"Chronicling the persistence of racial segregation in American society, particularly in education, and reshaping national conversations around education reform."

Cristina Jiménez Moreta, 33, social justice organizer living in Washington, D.C.:

"Changing public perceptions of immigrant youth and playing a critical role in shaping the debate around immigration policy."

Taylor Mac, 44, theater artist living in New York City:

"Engaging audiences as active participants in works that dramatize the power of theater as a space for building community."

Rami Nashashibi, 45, community leader living in Chicago:

"Confronting the challenges of poverty and disinvestment in urban communities through a Muslim-led civic engagement effort that bridges race, class, and religion."

Viet Thanh Nguyen, 46, fiction writer and cultural critic living in Los Angeles:

"Challenging popular depictions of the Vietnam War and exploring the myriad ways that war lives on for those it has displaced."

Kate Orff, 45, landscape architect living in New York City:

"Designing adaptive and resilient urban habitats and encouraging residents to be active stewards of the ecological systems underlying our built environment."

Trevor Paglen, 43, artist and geographer living in Berlin:

"Documenting the hidden operations of covert government projects and examining the ways that human rights are threatened in an era of mass surveillance."

Betsy Levy Paluck, 39, psychologist living in Princeton, N.J.:

"Unraveling how social networks and norms influence our interactions with one another and identifying interventions that can change destructive behavior."

Derek Peterson, 46, historian living in Ann Arbor, Mich.:

"Reshaping our understanding of African colonialism and nationalism in studies that foreground East African intellectual production."

Damon Rich, 42, designer and urban planner living in Newark, N.J.:

"Creating vivid and witty strategies to design and build places that are more democratic and accountable to their residents."

Stefan Savage, 48, computer scientist living in La Jolla, Calif.:

"Identifying and addressing the technological, economic, and social vulnerabilities underlying internet security challenges and cybercrime."

Yuval Sharon, 37, opera director and producer living in Los Angeles:

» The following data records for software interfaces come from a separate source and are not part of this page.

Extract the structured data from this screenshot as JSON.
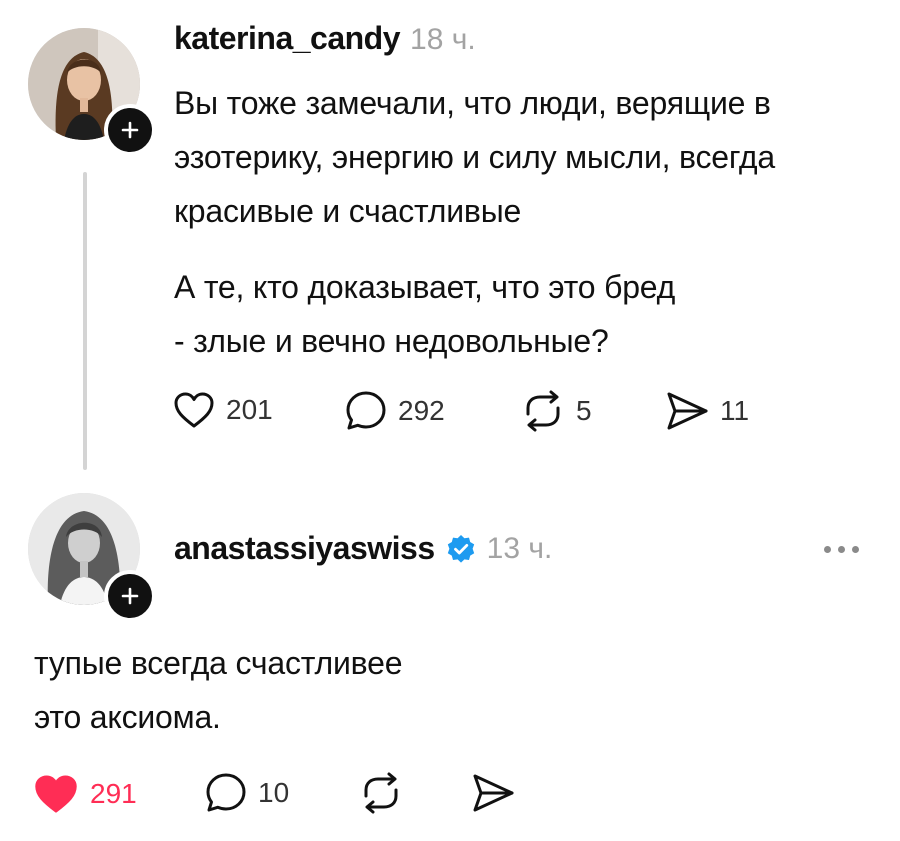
{
  "post": {
    "username": "katerina_candy",
    "time": "18 ч.",
    "paragraph1": [
      "Вы тоже замечали, что люди, верящие в",
      "эзотерику, энергию и силу мысли, всегда",
      "красивые и счастливые"
    ],
    "paragraph2": [
      "А те, кто доказывает, что это бред",
      "- злые и вечно недовольные?"
    ],
    "likes": "201",
    "comments": "292",
    "reposts": "5",
    "shares": "11"
  },
  "reply": {
    "username": "anastassiyaswiss",
    "time": "13 ч.",
    "lines": [
      "тупые всегда счастливее",
      "это аксиома."
    ],
    "likes": "291",
    "comments": "10",
    "liked": true
  },
  "colors": {
    "like_active": "#ff2d55",
    "verified": "#1d9bf0",
    "thread_line": "#d4d4d4"
  },
  "icons": [
    "heart-icon",
    "comment-icon",
    "repost-icon",
    "share-icon",
    "plus-icon",
    "verified-badge-icon",
    "more-options-icon"
  ]
}
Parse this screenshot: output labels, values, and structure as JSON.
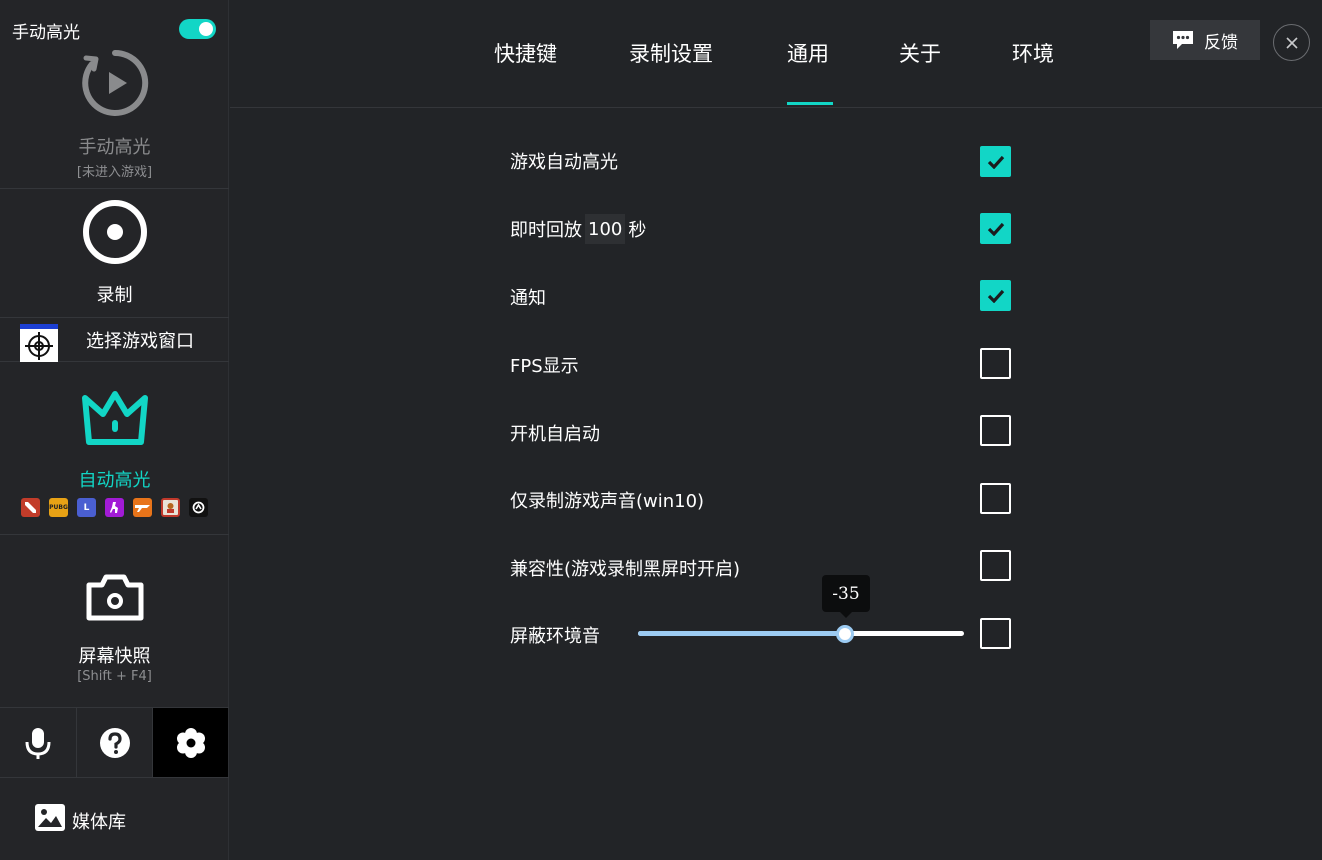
{
  "sidebar": {
    "manual": {
      "toggle_label": "手动高光",
      "toggle_on": true,
      "title": "手动高光",
      "subtitle": "[未进入游戏]"
    },
    "record": {
      "title": "录制"
    },
    "select_window": {
      "label": "选择游戏窗口"
    },
    "auto": {
      "title": "自动高光",
      "games": [
        {
          "icon": "dota2-icon",
          "color": "#c23c2a"
        },
        {
          "icon": "pubg-icon",
          "color": "#e8a215",
          "text": "PUBG"
        },
        {
          "icon": "lol-icon",
          "color": "#4a5fd1",
          "text": "L"
        },
        {
          "icon": "csgo-icon",
          "color": "#a21bd6"
        },
        {
          "icon": "crossfire-icon",
          "color": "#e8741a"
        },
        {
          "icon": "game-character-icon",
          "color": "#c0392b"
        },
        {
          "icon": "overwatch-icon",
          "color": "#111111"
        }
      ]
    },
    "screenshot": {
      "title": "屏幕快照",
      "shortcut": "[Shift + F4]"
    },
    "tools": [
      {
        "icon": "microphone-icon"
      },
      {
        "icon": "help-icon"
      },
      {
        "icon": "settings-icon",
        "active": true
      }
    ],
    "media": {
      "label": "媒体库"
    }
  },
  "tabs": [
    {
      "label": "快捷键"
    },
    {
      "label": "录制设置"
    },
    {
      "label": "通用",
      "active": true
    },
    {
      "label": "关于"
    },
    {
      "label": "环境"
    }
  ],
  "header": {
    "feedback_label": "反馈"
  },
  "settings": {
    "game_auto_highlight": {
      "label": "游戏自动高光",
      "checked": true
    },
    "instant_replay": {
      "prefix": "即时回放",
      "value": "100",
      "suffix": "秒",
      "checked": true
    },
    "notification": {
      "label": "通知",
      "checked": true
    },
    "fps_display": {
      "label": "FPS显示",
      "checked": false
    },
    "auto_start": {
      "label": "开机自启动",
      "checked": false
    },
    "game_audio_only": {
      "label": "仅录制游戏声音(win10)",
      "checked": false
    },
    "compatibility": {
      "label": "兼容性(游戏录制黑屏时开启)",
      "checked": false
    },
    "ambient_mute": {
      "label": "屏蔽环境音",
      "checked": false,
      "slider_value": "-35",
      "slider_fraction": 0.64
    }
  },
  "colors": {
    "accent": "#12d6c6",
    "background": "#222427",
    "slider_fill": "#9ccbf2"
  }
}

"Expanding how opera is performed and experienced through immersive, multisensory, and mobile productions that are infusing a new vitality into the genre."

Tyshawn Sorey, 37, composer and musician living in Middletown, Conn.:

"Assimilating and transforming ideas from a broad spectrum of musical idioms and defying distinctions between genres, composition, and improvisation in a singular expression of contemporary music."

Gabriel Victora, 40, immunologist living in New York City:

"Investigating acquired, or adaptive, immunity and the mechanisms by which organisms' antibody-based responses to infection are fine-tuned."

Jesmyn Ward, 40, fiction writer living in DeLisle, Miss.:

"Exploring the enduring bonds of community and familial love among poor African Americans of the rural South against a landscape of circumscribed possibilities and lost potential."

Copyright 2021 NPR. To see more, visit https://www.npr.org.

Corrected: October 10, 2017 at 11:00 PM CDT
Using information supplied by the MacArthur Foundation, a previous version of this post incorrectly placed Jesmyn Ward in New Orleans. In fact, Ward lives in DeLisle, Miss.
Colin Dwyer covers breaking news for NPR. He reports on a wide array of subjects — from politics in Latin America and the Middle East, to the latest developments in sports and scientific research.